### TASK INPUTS
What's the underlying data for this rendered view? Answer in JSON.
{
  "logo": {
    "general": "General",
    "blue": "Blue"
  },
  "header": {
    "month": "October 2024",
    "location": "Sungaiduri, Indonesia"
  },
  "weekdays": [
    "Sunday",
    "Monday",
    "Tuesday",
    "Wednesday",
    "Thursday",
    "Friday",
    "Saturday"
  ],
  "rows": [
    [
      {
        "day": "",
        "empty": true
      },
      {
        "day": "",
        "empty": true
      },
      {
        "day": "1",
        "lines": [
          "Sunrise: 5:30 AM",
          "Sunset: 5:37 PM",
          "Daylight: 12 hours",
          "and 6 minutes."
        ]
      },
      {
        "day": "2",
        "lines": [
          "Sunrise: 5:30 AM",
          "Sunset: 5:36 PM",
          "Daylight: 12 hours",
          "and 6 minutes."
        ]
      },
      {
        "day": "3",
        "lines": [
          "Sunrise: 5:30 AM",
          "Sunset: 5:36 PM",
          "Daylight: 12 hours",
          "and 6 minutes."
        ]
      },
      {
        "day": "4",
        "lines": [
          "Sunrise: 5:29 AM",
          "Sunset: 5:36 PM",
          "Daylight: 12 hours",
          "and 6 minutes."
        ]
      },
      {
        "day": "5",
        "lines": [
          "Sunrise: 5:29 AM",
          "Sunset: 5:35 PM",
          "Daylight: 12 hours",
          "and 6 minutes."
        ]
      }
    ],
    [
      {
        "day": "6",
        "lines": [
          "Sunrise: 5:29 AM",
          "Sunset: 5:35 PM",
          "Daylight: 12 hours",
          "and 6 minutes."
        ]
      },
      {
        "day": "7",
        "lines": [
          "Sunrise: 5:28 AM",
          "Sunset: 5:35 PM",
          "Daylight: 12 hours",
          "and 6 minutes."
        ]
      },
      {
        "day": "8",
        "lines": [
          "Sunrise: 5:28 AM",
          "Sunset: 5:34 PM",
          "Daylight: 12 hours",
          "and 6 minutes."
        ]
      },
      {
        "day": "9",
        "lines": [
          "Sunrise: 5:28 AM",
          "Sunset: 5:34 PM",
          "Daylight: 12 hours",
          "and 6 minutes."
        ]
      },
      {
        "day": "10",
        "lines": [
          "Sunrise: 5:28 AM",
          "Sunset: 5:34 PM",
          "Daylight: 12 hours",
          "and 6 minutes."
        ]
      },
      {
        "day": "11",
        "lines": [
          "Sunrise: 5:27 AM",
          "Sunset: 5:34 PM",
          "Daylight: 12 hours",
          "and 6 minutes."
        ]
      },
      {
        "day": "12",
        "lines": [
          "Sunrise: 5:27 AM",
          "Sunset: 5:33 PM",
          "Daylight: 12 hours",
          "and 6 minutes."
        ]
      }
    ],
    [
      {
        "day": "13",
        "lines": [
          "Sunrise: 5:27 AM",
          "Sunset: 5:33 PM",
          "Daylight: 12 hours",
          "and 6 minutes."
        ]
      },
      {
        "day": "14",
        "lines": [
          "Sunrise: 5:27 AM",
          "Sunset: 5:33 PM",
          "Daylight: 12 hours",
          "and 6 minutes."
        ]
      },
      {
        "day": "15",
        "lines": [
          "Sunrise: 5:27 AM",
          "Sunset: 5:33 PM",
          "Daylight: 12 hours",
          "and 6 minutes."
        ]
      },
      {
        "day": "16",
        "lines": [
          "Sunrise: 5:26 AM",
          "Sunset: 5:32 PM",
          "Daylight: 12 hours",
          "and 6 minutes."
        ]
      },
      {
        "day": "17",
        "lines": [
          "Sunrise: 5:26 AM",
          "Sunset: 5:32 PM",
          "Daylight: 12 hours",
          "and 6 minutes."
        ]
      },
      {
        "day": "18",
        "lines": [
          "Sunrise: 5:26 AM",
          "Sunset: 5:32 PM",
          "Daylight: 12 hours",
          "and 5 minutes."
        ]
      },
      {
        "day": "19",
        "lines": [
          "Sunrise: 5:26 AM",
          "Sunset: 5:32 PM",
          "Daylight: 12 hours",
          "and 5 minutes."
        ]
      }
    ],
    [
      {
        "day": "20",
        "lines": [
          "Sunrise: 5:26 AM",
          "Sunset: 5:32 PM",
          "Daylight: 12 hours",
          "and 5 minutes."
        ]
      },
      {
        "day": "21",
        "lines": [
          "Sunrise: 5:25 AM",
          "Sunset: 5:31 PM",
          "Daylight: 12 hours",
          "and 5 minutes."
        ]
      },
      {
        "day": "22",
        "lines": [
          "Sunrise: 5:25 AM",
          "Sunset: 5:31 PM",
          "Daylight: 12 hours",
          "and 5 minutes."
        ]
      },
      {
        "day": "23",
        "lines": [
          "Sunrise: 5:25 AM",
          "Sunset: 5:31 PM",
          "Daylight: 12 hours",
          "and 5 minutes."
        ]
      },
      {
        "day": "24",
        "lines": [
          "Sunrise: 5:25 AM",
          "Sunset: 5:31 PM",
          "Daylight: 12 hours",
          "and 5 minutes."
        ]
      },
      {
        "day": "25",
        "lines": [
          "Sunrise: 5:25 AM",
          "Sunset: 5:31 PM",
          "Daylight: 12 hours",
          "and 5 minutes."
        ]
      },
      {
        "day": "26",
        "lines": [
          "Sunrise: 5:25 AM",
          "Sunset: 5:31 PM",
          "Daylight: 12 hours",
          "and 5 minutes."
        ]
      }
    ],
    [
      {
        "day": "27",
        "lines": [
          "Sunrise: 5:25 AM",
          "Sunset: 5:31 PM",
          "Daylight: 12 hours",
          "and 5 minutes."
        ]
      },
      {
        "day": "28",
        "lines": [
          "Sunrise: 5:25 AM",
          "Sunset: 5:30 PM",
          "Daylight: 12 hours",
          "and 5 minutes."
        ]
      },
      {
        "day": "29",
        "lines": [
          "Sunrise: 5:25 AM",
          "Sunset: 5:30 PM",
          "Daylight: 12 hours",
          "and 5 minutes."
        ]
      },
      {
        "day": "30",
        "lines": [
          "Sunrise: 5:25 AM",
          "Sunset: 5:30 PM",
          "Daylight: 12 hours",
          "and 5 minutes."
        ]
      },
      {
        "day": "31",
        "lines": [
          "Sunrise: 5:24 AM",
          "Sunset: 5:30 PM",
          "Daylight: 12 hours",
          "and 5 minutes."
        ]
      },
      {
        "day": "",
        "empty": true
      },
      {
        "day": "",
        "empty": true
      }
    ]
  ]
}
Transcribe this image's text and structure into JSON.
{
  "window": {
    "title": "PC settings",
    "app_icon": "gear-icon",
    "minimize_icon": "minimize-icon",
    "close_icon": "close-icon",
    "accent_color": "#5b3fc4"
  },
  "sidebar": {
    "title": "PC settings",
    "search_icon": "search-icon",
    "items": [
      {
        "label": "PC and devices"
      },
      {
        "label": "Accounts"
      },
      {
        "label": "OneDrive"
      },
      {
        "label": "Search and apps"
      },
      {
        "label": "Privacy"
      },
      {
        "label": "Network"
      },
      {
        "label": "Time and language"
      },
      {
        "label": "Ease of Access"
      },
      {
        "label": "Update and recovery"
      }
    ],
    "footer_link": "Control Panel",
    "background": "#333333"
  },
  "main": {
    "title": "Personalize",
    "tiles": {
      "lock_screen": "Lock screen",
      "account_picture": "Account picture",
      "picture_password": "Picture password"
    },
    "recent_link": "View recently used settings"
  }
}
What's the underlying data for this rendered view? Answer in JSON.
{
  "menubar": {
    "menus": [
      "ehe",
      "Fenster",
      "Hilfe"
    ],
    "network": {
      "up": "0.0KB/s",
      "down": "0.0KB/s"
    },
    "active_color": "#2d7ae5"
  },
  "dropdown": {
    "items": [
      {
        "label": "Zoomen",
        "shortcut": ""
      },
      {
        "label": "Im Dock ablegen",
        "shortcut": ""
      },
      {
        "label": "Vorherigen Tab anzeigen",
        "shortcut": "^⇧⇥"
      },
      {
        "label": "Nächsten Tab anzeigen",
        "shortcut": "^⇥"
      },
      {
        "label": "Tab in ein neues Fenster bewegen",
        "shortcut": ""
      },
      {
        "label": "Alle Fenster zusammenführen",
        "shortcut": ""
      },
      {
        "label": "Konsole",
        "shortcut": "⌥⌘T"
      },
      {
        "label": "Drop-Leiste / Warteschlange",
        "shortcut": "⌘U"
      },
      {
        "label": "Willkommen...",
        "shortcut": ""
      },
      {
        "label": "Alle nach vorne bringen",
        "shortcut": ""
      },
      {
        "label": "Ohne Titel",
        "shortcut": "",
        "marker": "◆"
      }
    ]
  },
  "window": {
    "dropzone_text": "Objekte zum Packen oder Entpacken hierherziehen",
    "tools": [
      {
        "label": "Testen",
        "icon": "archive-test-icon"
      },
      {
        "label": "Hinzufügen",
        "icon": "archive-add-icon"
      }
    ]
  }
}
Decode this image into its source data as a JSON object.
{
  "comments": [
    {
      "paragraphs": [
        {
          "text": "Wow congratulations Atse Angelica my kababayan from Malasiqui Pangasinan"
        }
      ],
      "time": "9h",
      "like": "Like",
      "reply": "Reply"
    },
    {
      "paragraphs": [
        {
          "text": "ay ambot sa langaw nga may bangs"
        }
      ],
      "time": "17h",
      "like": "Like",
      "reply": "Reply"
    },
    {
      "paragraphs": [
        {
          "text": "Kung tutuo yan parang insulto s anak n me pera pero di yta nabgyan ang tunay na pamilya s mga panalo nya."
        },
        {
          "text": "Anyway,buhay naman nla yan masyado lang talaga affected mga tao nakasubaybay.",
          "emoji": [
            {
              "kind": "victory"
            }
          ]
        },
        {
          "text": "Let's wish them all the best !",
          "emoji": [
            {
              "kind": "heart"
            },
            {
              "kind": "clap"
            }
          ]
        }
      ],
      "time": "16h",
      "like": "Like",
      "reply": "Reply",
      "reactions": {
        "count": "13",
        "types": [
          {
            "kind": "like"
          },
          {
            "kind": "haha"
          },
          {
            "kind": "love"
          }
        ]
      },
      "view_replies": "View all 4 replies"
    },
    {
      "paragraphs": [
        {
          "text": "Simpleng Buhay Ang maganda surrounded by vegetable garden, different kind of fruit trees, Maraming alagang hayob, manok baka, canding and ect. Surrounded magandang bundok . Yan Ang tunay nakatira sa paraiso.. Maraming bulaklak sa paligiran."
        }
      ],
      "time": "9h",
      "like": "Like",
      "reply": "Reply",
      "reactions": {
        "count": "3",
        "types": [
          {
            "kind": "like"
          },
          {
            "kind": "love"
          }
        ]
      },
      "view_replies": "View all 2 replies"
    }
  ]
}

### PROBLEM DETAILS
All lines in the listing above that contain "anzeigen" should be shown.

### EXERCISE ANSWER
        "label": "Vorherigen Tab anzeigen",
        "label": "Nächsten Tab anzeigen",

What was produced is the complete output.